**Your objective:**
The answer must consist of every line from the entries that holds the word "Information".

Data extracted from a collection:
◆ ◆ ◆ ◆
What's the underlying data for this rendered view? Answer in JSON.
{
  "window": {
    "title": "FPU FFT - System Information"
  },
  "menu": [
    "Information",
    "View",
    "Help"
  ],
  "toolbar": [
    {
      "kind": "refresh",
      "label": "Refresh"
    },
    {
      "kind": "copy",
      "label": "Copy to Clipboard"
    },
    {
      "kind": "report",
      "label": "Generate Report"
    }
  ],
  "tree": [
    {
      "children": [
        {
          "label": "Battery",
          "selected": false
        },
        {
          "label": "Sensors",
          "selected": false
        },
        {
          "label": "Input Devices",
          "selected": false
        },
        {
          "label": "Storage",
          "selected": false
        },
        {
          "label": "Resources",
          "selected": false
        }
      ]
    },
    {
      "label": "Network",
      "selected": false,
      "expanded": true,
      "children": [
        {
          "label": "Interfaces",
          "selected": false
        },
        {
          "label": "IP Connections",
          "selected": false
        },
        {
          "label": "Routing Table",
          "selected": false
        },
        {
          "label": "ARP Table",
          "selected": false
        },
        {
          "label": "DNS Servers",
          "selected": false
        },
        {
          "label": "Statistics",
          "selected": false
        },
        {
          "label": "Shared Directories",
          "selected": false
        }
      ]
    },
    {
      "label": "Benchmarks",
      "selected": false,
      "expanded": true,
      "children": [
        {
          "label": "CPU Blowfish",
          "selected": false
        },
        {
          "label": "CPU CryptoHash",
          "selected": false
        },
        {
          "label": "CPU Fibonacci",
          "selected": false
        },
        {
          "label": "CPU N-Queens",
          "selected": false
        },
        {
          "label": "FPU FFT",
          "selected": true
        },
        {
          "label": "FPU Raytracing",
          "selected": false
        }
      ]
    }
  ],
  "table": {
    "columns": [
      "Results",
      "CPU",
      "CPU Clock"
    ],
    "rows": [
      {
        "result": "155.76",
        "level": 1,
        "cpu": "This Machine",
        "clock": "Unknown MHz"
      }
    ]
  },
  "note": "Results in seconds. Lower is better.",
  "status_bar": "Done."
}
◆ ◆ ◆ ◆
**Answer box:**
    "title": "FPU FFT - System Information"
    "Information",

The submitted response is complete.